As a farmer’s wife, you would thing I had see enough animals (never) and the last place I would visit would be a petting farm. As a parent though, when it’s raining and your friend rings you, inviting you to a dry petting farm, you go-if only to tire your children out.
We have been to quite a few. We’ve bottle fed goats, stroked rabbits, I’ve petted calves within an inch of their lives (cows are always my favourite) and I have duly gone back to hubster and begged for micro pigs/goats/mini cows or all of the above.
What I have been asking myself for a while though is – are these places actually harming the public’s already unrealistic view of farming rather than helping?
Yes they introduce people to animals they might otherwise never see but do they show the reality?
In truth, no.
This blog post came about because we watched an independent film called Addicted to Sheep.

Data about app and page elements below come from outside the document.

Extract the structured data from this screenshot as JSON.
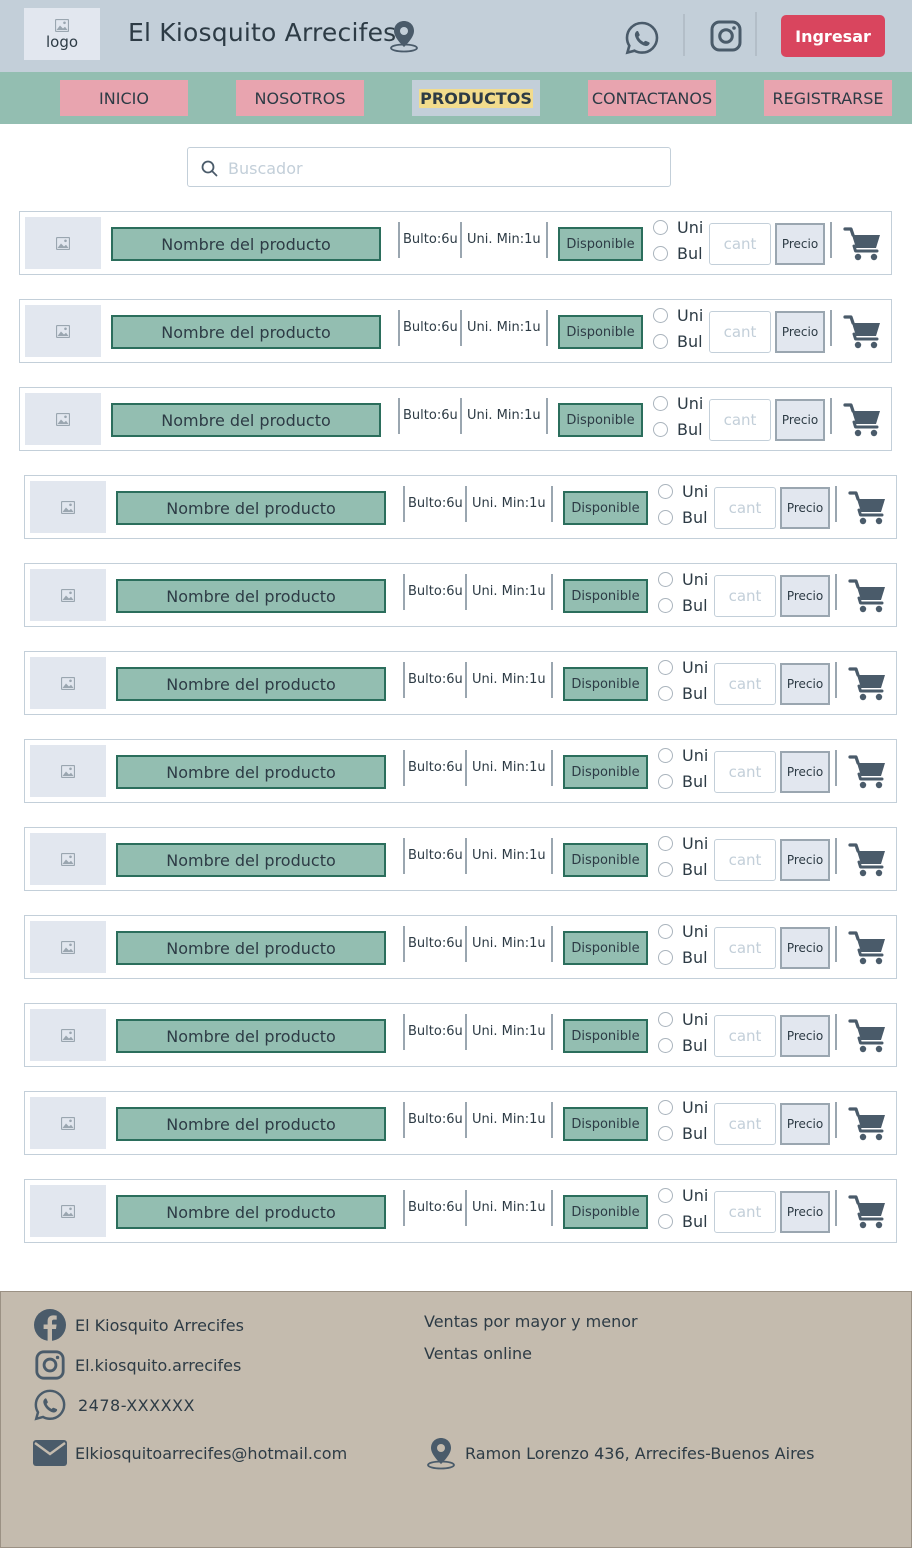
{
  "header": {
    "logo_text": "logo",
    "brand": "El Kiosquito Arrecifes",
    "login_label": "Ingresar"
  },
  "nav": {
    "items": [
      "INICIO",
      "NOSOTROS",
      "PRODUCTOS",
      "CONTACTANOS",
      "REGISTRARSE"
    ],
    "active": "PRODUCTOS"
  },
  "search": {
    "placeholder": "Buscador"
  },
  "products": {
    "name": "Nombre del producto",
    "bulto": "Bulto:6u",
    "unit_min": "Uni. Min:1u",
    "status": "Disponible",
    "option_unit": "Uni",
    "option_bulk": "Bul",
    "qty_placeholder": "cant",
    "price_label": "Precio",
    "count": 12
  },
  "footer": {
    "facebook": "El Kiosquito Arrecifes",
    "instagram": "El.kiosquito.arrecifes",
    "phone": "2478-XXXXXX",
    "email": "Elkiosquitoarrecifes@hotmail.com",
    "line1": "Ventas por mayor y menor",
    "line2": "Ventas online",
    "address": "Ramon Lorenzo 436, Arrecifes-Buenos Aires"
  },
  "colors": {
    "header_bg": "#c3cfd9",
    "nav_bg": "#93beb1",
    "nav_item": "#e8a4af",
    "login_btn": "#d9455e",
    "product_green": "#93beb1",
    "footer_bg": "#c4bbae",
    "icon_dark": "#4a5b6a"
  }
}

It was brilliant and really showed the realities of farming-especially livestock farming in a small, rural community.
After I watched it, I went on Twitter and typed in Addicted to Sheep in the search box.
I wish I hadn’t.

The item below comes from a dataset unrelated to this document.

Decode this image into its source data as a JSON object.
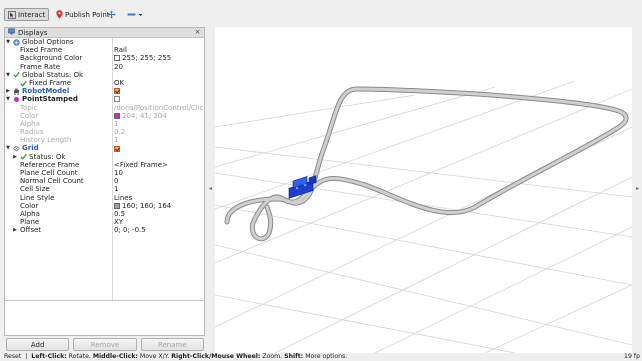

One person put this:
I couldn’t help myself. I had to reply and the worst thing was this person was a blogger.
Then another person put this:

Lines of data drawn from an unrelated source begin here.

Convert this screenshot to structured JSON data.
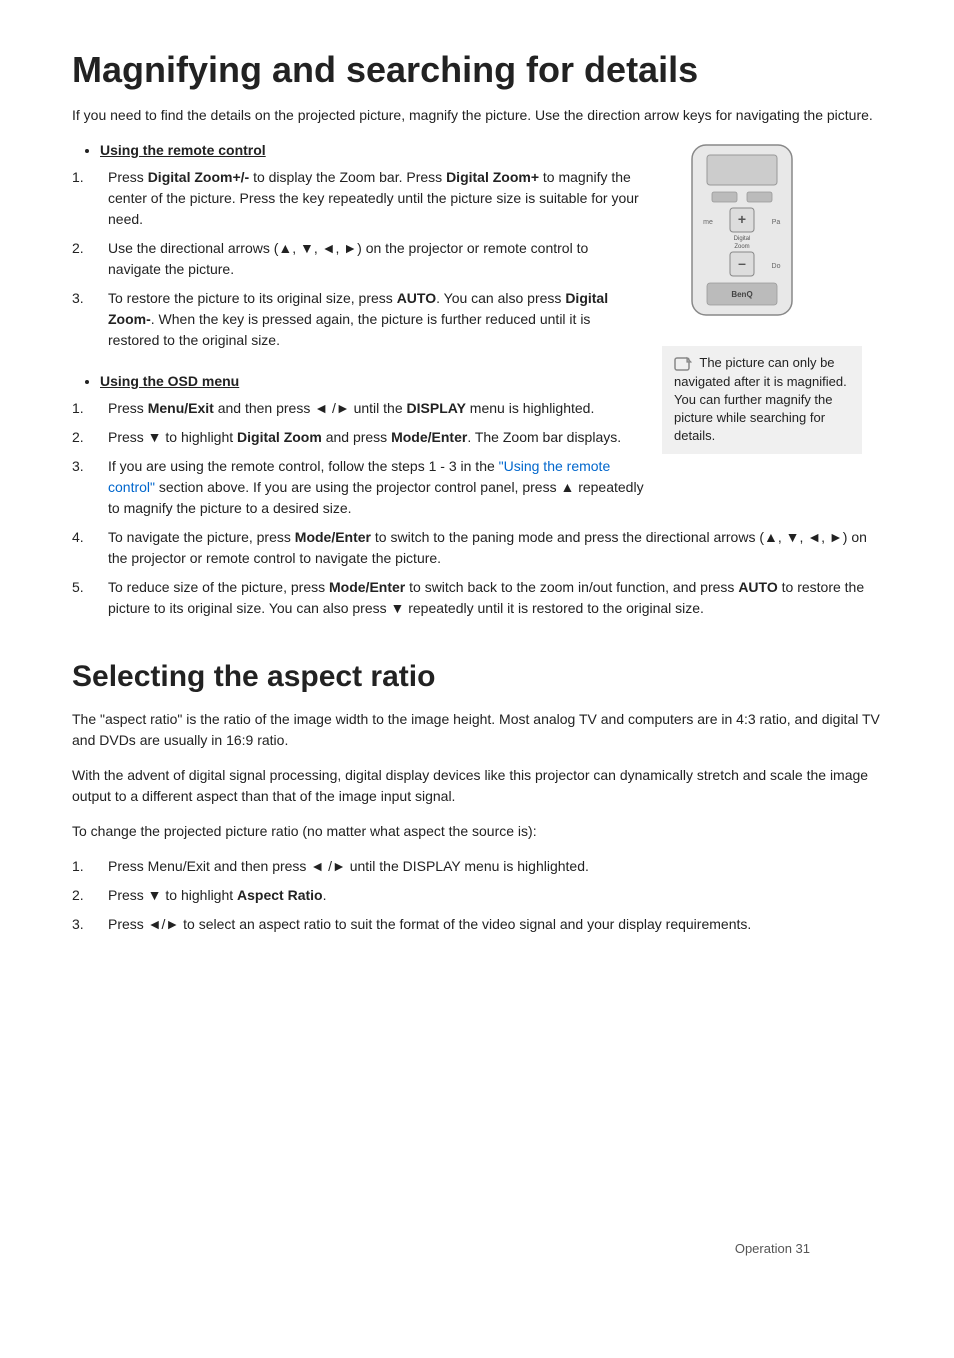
{
  "page": {
    "title": "Magnifying and searching for details",
    "title2": "Selecting the aspect ratio",
    "intro": "If you need to find the details on the projected picture, magnify the picture. Use the direction arrow keys for navigating the picture.",
    "section1_bullet": "Using the remote control",
    "section1_items": [
      {
        "num": "1.",
        "text_parts": [
          {
            "text": "Press ",
            "style": "normal"
          },
          {
            "text": "Digital Zoom+/-",
            "style": "bold"
          },
          {
            "text": " to display the Zoom bar. Press ",
            "style": "normal"
          },
          {
            "text": "Digital Zoom+",
            "style": "bold"
          },
          {
            "text": " to magnify the center of the picture. Press the key repeatedly until the picture size is suitable for your need.",
            "style": "normal"
          }
        ]
      },
      {
        "num": "2.",
        "text_parts": [
          {
            "text": "Use the directional arrows (▲, ▼, ◄, ►) on the projector or remote control to navigate the picture.",
            "style": "normal"
          }
        ]
      },
      {
        "num": "3.",
        "text_parts": [
          {
            "text": "To restore the picture to its original size, press ",
            "style": "normal"
          },
          {
            "text": "AUTO",
            "style": "bold"
          },
          {
            "text": ". You can also press ",
            "style": "normal"
          },
          {
            "text": "Digital Zoom-",
            "style": "bold"
          },
          {
            "text": ". When the key is pressed again, the picture is further reduced until it is restored to the original size.",
            "style": "normal"
          }
        ]
      }
    ],
    "note_text": "The picture can only be navigated after it is magnified. You can further magnify the picture while searching for details.",
    "section2_bullet": "Using the OSD menu",
    "section2_items": [
      {
        "num": "1.",
        "text_parts": [
          {
            "text": "Press ",
            "style": "normal"
          },
          {
            "text": "Menu/Exit",
            "style": "bold"
          },
          {
            "text": " and then press ◄ /► until the ",
            "style": "normal"
          },
          {
            "text": "DISPLAY",
            "style": "bold"
          },
          {
            "text": " menu is highlighted.",
            "style": "normal"
          }
        ]
      },
      {
        "num": "2.",
        "text_parts": [
          {
            "text": "Press ▼ to highlight ",
            "style": "normal"
          },
          {
            "text": "Digital Zoom",
            "style": "bold"
          },
          {
            "text": " and press ",
            "style": "normal"
          },
          {
            "text": "Mode/Enter",
            "style": "bold"
          },
          {
            "text": ". The Zoom bar displays.",
            "style": "normal"
          }
        ]
      },
      {
        "num": "3.",
        "text_parts": [
          {
            "text": "If you are using the remote control, follow the steps 1 - 3 in the ",
            "style": "normal"
          },
          {
            "text": "\"Using the remote control\"",
            "style": "link"
          },
          {
            "text": " section above. If you are using the projector control panel, press ▲ repeatedly to magnify the picture to a desired size.",
            "style": "normal"
          }
        ]
      },
      {
        "num": "4.",
        "text_parts": [
          {
            "text": "To navigate the picture, press ",
            "style": "normal"
          },
          {
            "text": "Mode/Enter",
            "style": "bold"
          },
          {
            "text": " to switch to the paning mode and press the directional arrows (▲, ▼, ◄, ►) on the projector or remote control to navigate the picture.",
            "style": "normal"
          }
        ]
      },
      {
        "num": "5.",
        "text_parts": [
          {
            "text": "To reduce size of the picture, press ",
            "style": "normal"
          },
          {
            "text": "Mode/Enter",
            "style": "bold"
          },
          {
            "text": " to switch back to the zoom in/out function, and press ",
            "style": "normal"
          },
          {
            "text": "AUTO",
            "style": "bold"
          },
          {
            "text": " to restore the picture to its original size. You can also press ▼ repeatedly until it is restored to the original size.",
            "style": "normal"
          }
        ]
      }
    ],
    "section3_intro1": "The \"aspect ratio\" is the ratio of the image width to the image height. Most analog TV and computers are in 4:3 ratio, and digital TV and DVDs are usually in 16:9 ratio.",
    "section3_intro2": "With the advent of digital signal processing, digital display devices like this projector can dynamically stretch and scale the image output to a different aspect than that of the image input signal.",
    "section3_intro3": "To change the projected picture ratio (no matter what aspect the source is):",
    "section3_items": [
      {
        "num": "1.",
        "text_parts": [
          {
            "text": "Press Menu/Exit and then press ◄ /► until the DISPLAY menu is highlighted.",
            "style": "normal"
          }
        ]
      },
      {
        "num": "2.",
        "text_parts": [
          {
            "text": "Press ▼ to highlight ",
            "style": "normal"
          },
          {
            "text": "Aspect Ratio",
            "style": "bold"
          },
          {
            "text": ".",
            "style": "normal"
          }
        ]
      },
      {
        "num": "3.",
        "text_parts": [
          {
            "text": "Press ◄/► to select an aspect ratio to suit the format of the video signal and your display requirements.",
            "style": "normal"
          }
        ]
      }
    ],
    "footer": "Operation    31"
  }
}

This is where the problem is. All the petting farms I have been to make it look like all farmers do all day is bottle feed cute baby animals.
There is little or no examples of how the animal gets to that point. You never see sick animals and farmers (and their wives) out there all hours, willing them to live.
Farming can be rewarding. Raising animals is great but there is another side. A hard side where, sometimes they don’t make it.
Boo plays happily with the little rings Hubster uses to dock tails-in fact a few have been through the washing machine filter.
My children will never be shielded from such things because it is life.
Life on a farm.
A real farm.
So next time you visit a petting farm, by all means stroke and feed the cute baby animals but know that it is just a slice of life on the farm. Inside, in warm barns.
Not in the fields in all weather with your hand up a sheep’s backside to pull a lamb out.
If my children ever tweeted anything like that above, I’d think I hadn’t done my job right.